The construction industry by and large has been male dominated. The modern trend, however, has seen the construction workforce filled with more and more women. On top of that, the media has focused the spotlight on the important issue of sexual harassment in the workplace. Are you prepared to handle claims by one employee against another that one has been the victim of sexual harassment?
Sexual harassment is not limited to one male and one female. Sexual harassment can occur between two males, two females, a supervisor and an employee, or any other combination of factors you can imagine. The first step to preventing sexual harassment is to have a clear policy in place that clearly prohibits hostile conduct associated with sexual harassment, as well as having procedures in place for employees to file a complaint. The policy should also provide procedures for investigating a sexual harassment complaint and appropriate punishment guidelines. Finally, the policy needs to provide adequate procedures for training employees on the issues involved with sexual harassment on the jobsite.
Information acquired from the complaint and investigation should be included in a report that is stored in a safe location. Above all, the employer must remain reasonable and strive to determine the truth of the matter. Failing to exercise reasonable care after claims of sexual harassment have been made may result in legal liability for the employer.
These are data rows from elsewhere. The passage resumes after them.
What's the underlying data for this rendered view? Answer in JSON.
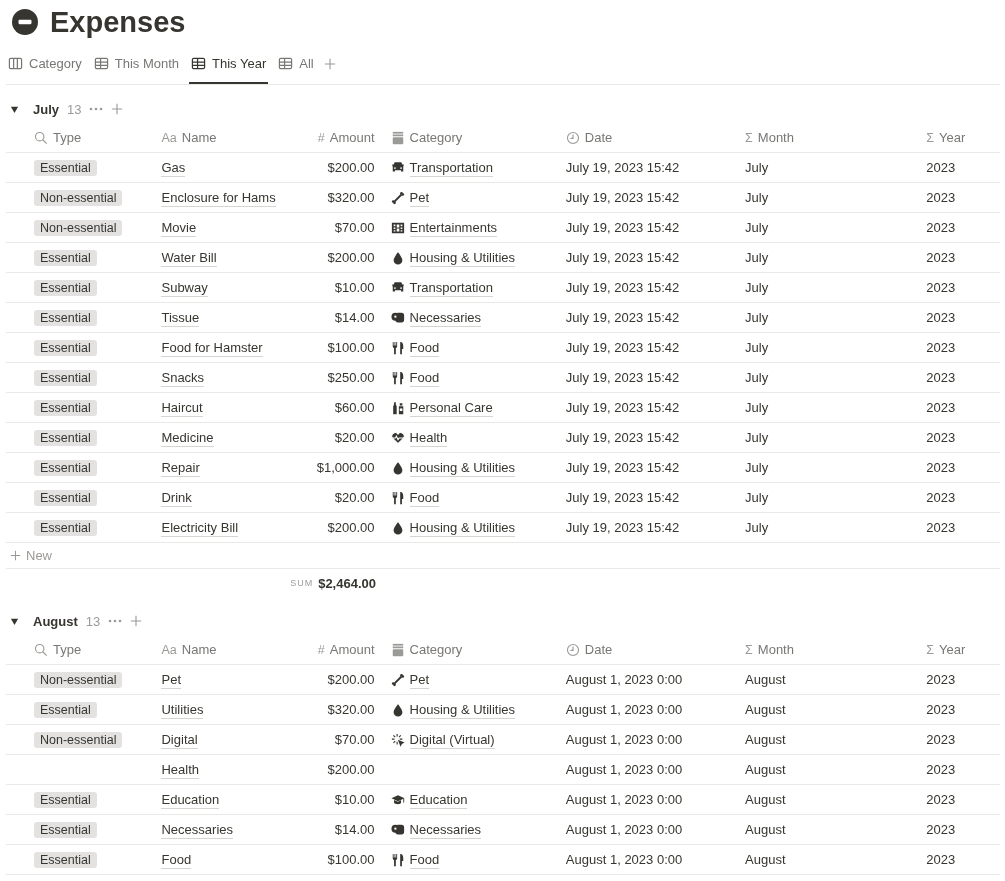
{
  "page": {
    "title": "Expenses"
  },
  "tabs": [
    {
      "label": "Category",
      "kind": "board",
      "selected": false
    },
    {
      "label": "This Month",
      "kind": "table",
      "selected": false
    },
    {
      "label": "This Year",
      "kind": "table",
      "selected": true
    },
    {
      "label": "All",
      "kind": "table",
      "selected": false
    }
  ],
  "groups": [
    {
      "title": "July",
      "count": "13",
      "expanded": true,
      "columns": [
        {
          "label": "Type",
          "kind": "search"
        },
        {
          "label": "Name",
          "kind": "text",
          "glyph": "Aa"
        },
        {
          "label": "Amount",
          "kind": "number",
          "glyph": "#"
        },
        {
          "label": "Category",
          "kind": "select"
        },
        {
          "label": "Date",
          "kind": "clock"
        },
        {
          "label": "Month",
          "kind": "formula",
          "glyph": "Σ"
        },
        {
          "label": "Year",
          "kind": "formula",
          "glyph": "Σ"
        }
      ],
      "new_label": "New",
      "sum": {
        "label": "SUM",
        "value": "$2,464.00"
      },
      "rows": [
        {
          "type": "Essential",
          "name": "Gas",
          "amount": "$200.00",
          "category": {
            "label": "Transportation",
            "kind": "car"
          },
          "date": "July 19, 2023 15:42",
          "month": "July",
          "year": "2023"
        },
        {
          "type": "Non-essential",
          "name": "Enclosure for Hams",
          "amount": "$320.00",
          "category": {
            "label": "Pet",
            "kind": "bone"
          },
          "date": "July 19, 2023 15:42",
          "month": "July",
          "year": "2023"
        },
        {
          "type": "Non-essential",
          "name": "Movie",
          "amount": "$70.00",
          "category": {
            "label": "Entertainments",
            "kind": "film"
          },
          "date": "July 19, 2023 15:42",
          "month": "July",
          "year": "2023"
        },
        {
          "type": "Essential",
          "name": "Water Bill",
          "amount": "$200.00",
          "category": {
            "label": "Housing & Utilities",
            "kind": "drop"
          },
          "date": "July 19, 2023 15:42",
          "month": "July",
          "year": "2023"
        },
        {
          "type": "Essential",
          "name": "Subway",
          "amount": "$10.00",
          "category": {
            "label": "Transportation",
            "kind": "car"
          },
          "date": "July 19, 2023 15:42",
          "month": "July",
          "year": "2023"
        },
        {
          "type": "Essential",
          "name": "Tissue",
          "amount": "$14.00",
          "category": {
            "label": "Necessaries",
            "kind": "roll"
          },
          "date": "July 19, 2023 15:42",
          "month": "July",
          "year": "2023"
        },
        {
          "type": "Essential",
          "name": "Food for Hamster",
          "amount": "$100.00",
          "category": {
            "label": "Food",
            "kind": "cutlery"
          },
          "date": "July 19, 2023 15:42",
          "month": "July",
          "year": "2023"
        },
        {
          "type": "Essential",
          "name": "Snacks",
          "amount": "$250.00",
          "category": {
            "label": "Food",
            "kind": "cutlery"
          },
          "date": "July 19, 2023 15:42",
          "month": "July",
          "year": "2023"
        },
        {
          "type": "Essential",
          "name": "Haircut",
          "amount": "$60.00",
          "category": {
            "label": "Personal Care",
            "kind": "bottles"
          },
          "date": "July 19, 2023 15:42",
          "month": "July",
          "year": "2023"
        },
        {
          "type": "Essential",
          "name": "Medicine",
          "amount": "$20.00",
          "category": {
            "label": "Health",
            "kind": "heart"
          },
          "date": "July 19, 2023 15:42",
          "month": "July",
          "year": "2023"
        },
        {
          "type": "Essential",
          "name": "Repair",
          "amount": "$1,000.00",
          "category": {
            "label": "Housing & Utilities",
            "kind": "drop"
          },
          "date": "July 19, 2023 15:42",
          "month": "July",
          "year": "2023"
        },
        {
          "type": "Essential",
          "name": "Drink",
          "amount": "$20.00",
          "category": {
            "label": "Food",
            "kind": "cutlery"
          },
          "date": "July 19, 2023 15:42",
          "month": "July",
          "year": "2023"
        },
        {
          "type": "Essential",
          "name": "Electricity Bill",
          "amount": "$200.00",
          "category": {
            "label": "Housing & Utilities",
            "kind": "drop"
          },
          "date": "July 19, 2023 15:42",
          "month": "July",
          "year": "2023"
        }
      ]
    },
    {
      "title": "August",
      "count": "13",
      "expanded": true,
      "columns": [
        {
          "label": "Type",
          "kind": "search"
        },
        {
          "label": "Name",
          "kind": "text",
          "glyph": "Aa"
        },
        {
          "label": "Amount",
          "kind": "number",
          "glyph": "#"
        },
        {
          "label": "Category",
          "kind": "select"
        },
        {
          "label": "Date",
          "kind": "clock"
        },
        {
          "label": "Month",
          "kind": "formula",
          "glyph": "Σ"
        },
        {
          "label": "Year",
          "kind": "formula",
          "glyph": "Σ"
        }
      ],
      "rows": [
        {
          "type": "Non-essential",
          "name": "Pet",
          "amount": "$200.00",
          "category": {
            "label": "Pet",
            "kind": "bone"
          },
          "date": "August 1, 2023 0:00",
          "month": "August",
          "year": "2023"
        },
        {
          "type": "Essential",
          "name": "Utilities",
          "amount": "$320.00",
          "category": {
            "label": "Housing & Utilities",
            "kind": "drop"
          },
          "date": "August 1, 2023 0:00",
          "month": "August",
          "year": "2023"
        },
        {
          "type": "Non-essential",
          "name": "Digital",
          "amount": "$70.00",
          "category": {
            "label": "Digital (Virtual)",
            "kind": "sparkle"
          },
          "date": "August 1, 2023 0:00",
          "month": "August",
          "year": "2023"
        },
        {
          "name": "Health",
          "amount": "$200.00",
          "date": "August 1, 2023 0:00",
          "month": "August",
          "year": "2023"
        },
        {
          "type": "Essential",
          "name": "Education",
          "amount": "$10.00",
          "category": {
            "label": "Education",
            "kind": "cap"
          },
          "date": "August 1, 2023 0:00",
          "month": "August",
          "year": "2023"
        },
        {
          "type": "Essential",
          "name": "Necessaries",
          "amount": "$14.00",
          "category": {
            "label": "Necessaries",
            "kind": "roll"
          },
          "date": "August 1, 2023 0:00",
          "month": "August",
          "year": "2023"
        },
        {
          "type": "Essential",
          "name": "Food",
          "amount": "$100.00",
          "category": {
            "label": "Food",
            "kind": "cutlery"
          },
          "date": "August 1, 2023 0:00",
          "month": "August",
          "year": "2023"
        }
      ]
    }
  ]
}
Author’s note: The information contained in this article is for general educational information only. This information does not constitute legal advice, is not intended to constitute legal advice, nor should it be relied upon as legal advice for your specific factual pattern or situation. Regulations and laws may vary depending on your location. Consult with a licensed attorney in your area if you wish to obtain legal advice and/or counsel for a particular legal issue.